In chapter two, Malachi condemned the priests and people of Israel for failing to preserve the word of God, teach the Law, and keep His commandments (vs. 7-9). The prophet declared they were married to worldliness. A godly marriage seeks godly offspring and this is produced by two godly parents, not a union of one serving worldliness and the other devoted to holiness. Israel had been commanded to not take foreign wives. The spiritual understanding is to not associate with that in opposition to God. In the Christian Dispensation, God has sanctified the union of a believer and unbeliever (1 Cor. 7:12-14), but he does not authorize or accept worldliness in service to Him (Col. 3:17).

The third chapter, with the previous atrocities in view, called upon Israel to repent and stop robbing Him. Israel failed to recognize their sin and questioned a need to return to God. Of course, the robbing occurred through Israel not giving the Lord what He had commanded in the form of spiritual and physical service as required by the Law of Moses (Dt. 10:12). It the idea of “robbing God” that we want to now take a moment to consider and apply to our lives today.
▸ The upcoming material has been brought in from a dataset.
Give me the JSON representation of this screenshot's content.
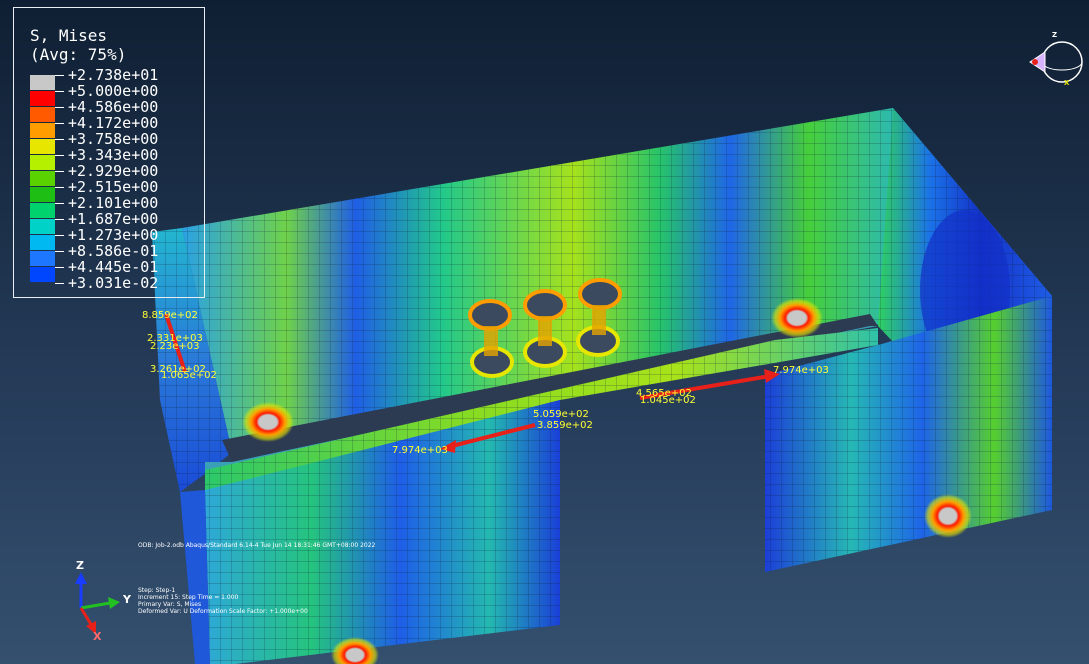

Are churches robbing God today? As with physical Israel it is certain most Christians would respond in the negative. How could a person be condemned by declaring Christ, assembling, singing, giving, partaking of the Lord’s Supper, praying, and listening to His Word? The answer is broken up into two aspects: Spirit and Truth (John 4:24). God has always desired that worship and service to him be from the heart and according to His commands. Herein is where failure to adhere to God’s authority is found.

Perhaps the “truth” of our service to God is easiest to determine as to whether or not it is seen as robbery. Regarding assembled worship, is it occurring when and how God has directed (Acts 20:7)? Is there reverence or a visible lack of honor that would be frowned upon by even a man expecting something above what is common (1 Pet. 1:16)? Is there singing or playing (Eph. 5:19)? Is a component of assembly missing altogether (such as intermittent partaking of the Lord’s Supper rather than each first day of the week – 1 Cor. 11:26)? Is prayer focused upon God or upon man (Lk. 18:11)? Is it God’s Word being shared or the teachings and traditions of man (Gal. 1:6-10)? These behaviors can be keenly addressed and examined against the scriptures to determine if the offering will be considered acceptable or robbery in God’s eyes.

The state of our “spirit” in serving God is more difficult to ascertain. Man is not God who can read the heart (Jer. 17:10). However, it is true actions and words are a good indicator of what is in the heart (Lk. 6:45). If one finds worship “boring,” then we have a warning sign. If the individual embraces sinful activities or promotes sinful activity as acceptable, there is likely a heart problem (1 Cor. 15:33). If the commands of God are suggested to be too restrictive or legalistic, the spirit may likely not be engaged. If what is good and holy is belittled or mocked, then the soul of that individual is probably not tuned to following God, but instead is seeking out the desires of the flesh. When a person comes to God and is transformed, it is because there has been a mental change and he desires to follow Christ (Rom. 12:1-2). The old man has died. The new man is a possession of Christ. Not being a living sacrifice to Him is robbery.

Malachi 3-4 affirms that those who have “discerned between the righteous and the wicked, between him that serveth God and him that serveth Him not” will be cared for by God. However, those who do not turn to God will be tread down. Extended from physical Israel to the whole world, this is a promise that God, who is faithful, considers those who rob Him and fail to honor him as He is due shall be held accountable.

Travis attends and teaches at the Eastside congregation in Mt. Vernon, OH. He has been preaching for over 15 years.